When Kenny Dalglish brought Bellamy back to Anfield for the ill-starred 2011/'12 season, most fans were delighted. He had proven to be an effective and exciting attacker at Manchester City and Cardiff in the two previous campaigns and his much vaunted affection for the club was a popular source of newspaper copy. That Kenny Dalglish was a genuine hero of his and that he was a boyhood admirer of the club are not really open to debate, unless one wants to imply Bellamy is a liar. His words are generally measured, even in anger, and his delight in being part of the tradition of Liverpool Football Club always seemed thoroughly genuine to these ears.
Always a man to give of his best, Bellamy had extra motivation, following the passing of his friend Gary Speed, to honour his memory in the quarter final of the victorious 2012 Carling Cup run.

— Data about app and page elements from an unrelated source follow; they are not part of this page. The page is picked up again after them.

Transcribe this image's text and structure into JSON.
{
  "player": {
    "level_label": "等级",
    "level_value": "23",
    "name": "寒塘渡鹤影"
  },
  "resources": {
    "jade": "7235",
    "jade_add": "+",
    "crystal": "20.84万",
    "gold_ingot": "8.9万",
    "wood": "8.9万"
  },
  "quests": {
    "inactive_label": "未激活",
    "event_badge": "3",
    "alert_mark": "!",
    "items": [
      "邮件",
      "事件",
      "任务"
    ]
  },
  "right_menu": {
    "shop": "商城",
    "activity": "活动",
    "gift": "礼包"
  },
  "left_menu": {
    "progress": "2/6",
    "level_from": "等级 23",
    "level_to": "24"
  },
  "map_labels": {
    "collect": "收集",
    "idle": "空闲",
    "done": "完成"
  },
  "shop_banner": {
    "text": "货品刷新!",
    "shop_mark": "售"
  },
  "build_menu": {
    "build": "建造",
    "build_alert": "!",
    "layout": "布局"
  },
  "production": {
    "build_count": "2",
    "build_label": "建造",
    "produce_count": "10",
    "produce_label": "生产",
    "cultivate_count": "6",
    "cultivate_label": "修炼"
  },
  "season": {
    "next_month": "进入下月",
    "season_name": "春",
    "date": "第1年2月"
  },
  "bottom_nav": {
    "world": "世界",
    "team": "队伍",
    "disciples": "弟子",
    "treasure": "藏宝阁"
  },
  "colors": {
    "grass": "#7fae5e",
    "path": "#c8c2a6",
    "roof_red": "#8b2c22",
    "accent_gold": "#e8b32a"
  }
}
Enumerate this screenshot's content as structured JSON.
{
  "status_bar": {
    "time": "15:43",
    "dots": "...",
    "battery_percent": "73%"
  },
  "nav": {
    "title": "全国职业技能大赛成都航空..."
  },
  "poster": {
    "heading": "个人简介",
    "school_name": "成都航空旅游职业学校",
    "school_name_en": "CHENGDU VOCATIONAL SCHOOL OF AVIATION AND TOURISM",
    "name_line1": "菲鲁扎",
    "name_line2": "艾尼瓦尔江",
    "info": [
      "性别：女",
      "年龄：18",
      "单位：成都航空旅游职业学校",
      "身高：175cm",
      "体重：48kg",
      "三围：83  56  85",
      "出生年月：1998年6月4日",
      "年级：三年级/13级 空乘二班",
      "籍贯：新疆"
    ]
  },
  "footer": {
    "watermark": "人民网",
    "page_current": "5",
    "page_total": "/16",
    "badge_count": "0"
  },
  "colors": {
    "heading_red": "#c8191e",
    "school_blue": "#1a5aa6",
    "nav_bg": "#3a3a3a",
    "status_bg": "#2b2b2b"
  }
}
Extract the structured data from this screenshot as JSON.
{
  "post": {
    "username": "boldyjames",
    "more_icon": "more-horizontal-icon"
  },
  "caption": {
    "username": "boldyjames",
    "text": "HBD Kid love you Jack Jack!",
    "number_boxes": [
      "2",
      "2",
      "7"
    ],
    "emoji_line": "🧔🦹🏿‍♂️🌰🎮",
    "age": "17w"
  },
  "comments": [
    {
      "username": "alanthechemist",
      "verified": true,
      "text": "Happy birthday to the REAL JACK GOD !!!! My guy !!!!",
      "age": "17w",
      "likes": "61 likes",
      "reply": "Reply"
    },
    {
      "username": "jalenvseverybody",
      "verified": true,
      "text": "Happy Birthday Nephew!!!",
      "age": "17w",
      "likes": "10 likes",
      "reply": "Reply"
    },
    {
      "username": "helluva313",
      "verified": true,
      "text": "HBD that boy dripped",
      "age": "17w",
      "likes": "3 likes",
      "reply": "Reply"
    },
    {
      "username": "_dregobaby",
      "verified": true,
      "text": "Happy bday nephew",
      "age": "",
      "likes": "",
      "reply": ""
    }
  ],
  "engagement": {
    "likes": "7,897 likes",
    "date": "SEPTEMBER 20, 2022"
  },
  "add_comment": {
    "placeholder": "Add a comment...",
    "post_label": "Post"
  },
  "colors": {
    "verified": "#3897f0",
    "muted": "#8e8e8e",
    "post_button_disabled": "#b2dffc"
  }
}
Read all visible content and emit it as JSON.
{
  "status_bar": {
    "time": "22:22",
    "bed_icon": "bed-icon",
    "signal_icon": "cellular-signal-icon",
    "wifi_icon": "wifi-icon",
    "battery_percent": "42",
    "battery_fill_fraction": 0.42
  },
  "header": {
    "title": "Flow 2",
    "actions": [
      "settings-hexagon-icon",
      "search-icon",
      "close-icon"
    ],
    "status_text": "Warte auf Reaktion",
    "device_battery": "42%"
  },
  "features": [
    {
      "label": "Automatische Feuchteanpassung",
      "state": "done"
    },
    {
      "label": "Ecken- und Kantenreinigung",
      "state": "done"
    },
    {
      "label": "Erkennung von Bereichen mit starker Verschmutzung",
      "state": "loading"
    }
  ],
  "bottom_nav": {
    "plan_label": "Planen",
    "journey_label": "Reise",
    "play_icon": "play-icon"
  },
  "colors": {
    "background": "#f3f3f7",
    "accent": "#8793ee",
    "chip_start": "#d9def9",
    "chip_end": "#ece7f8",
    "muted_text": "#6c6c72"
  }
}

His tears before the kick off and dynamism on the park afterwards were heartbreaking and emotive in the extreme but Bellamy was like a super-charged version of himself on the night and his performance in the 2-0 win over Chelsea, when he set up both goals, remains my favourite moment of his Liverpool career, narrowly edging out the horrendously hilarious tale of his feral golf club attack on the hapless Jon Arne Riise. The two moments encapsulate the player and the man -- self-admittedly flawed but brimming with passion, capable of utter brilliance and yet prone to reprehensible madness.
As he looks towards retirement, Bellamy will no doubt be a little anxious about life after playing. He has been open about the benefit that he has gleaned from working with Dr. Steve Peters in the latter years of his career and he will need to guard against the gathering gloom that can affect high-level athletes in retirement. He is unequivocal about the appropriateness of his decision, however, and seems to have a definite plan for the future.
"I could go to the Major Soccer League across the Atlantic," he insists. "I’ve had offers from clubs in England. But it’s not just the playing and training, it’s the maintenance work I have to do on my body in order to be able to play. The extra hour of strengthening work I have to do after training, that type of thing. If I’m honest, I’ve had a few sleepless nights over the last three to four months. How am I going to handle it?
"I’ve not completely prepared myself for not playing. Not waking up in pain at the moment is nice, I can enjoy it. When the season starts, it could be a different matter. But I do have lots of business activities to keep me busy and I’m taking my full coaching badges. I’ve got A, B and C, I just need to do the Pro-Licence which will prepare me properly for management. I plan to visit lots of football clubs, home and abroad, look at training in different sports, to broaden my knowledge. Then, when the management opportunity comes, I will be as fully prepared as possible."
As we contemplate the notion of a trim, well turned-out Bellamy stalking the touchlines of the future, we no doubt all hope he will be more Dalglish than DiCanio but the reality is, that with Bellamy, we cannot be sure. I, for one, will always retain a fondness for this most antagonistic, truculent and often sublime of footballers because when he donned the Liverbird I felt it mattered to him and, as a passionate fan of Liverpool Football Club, that'll do for me.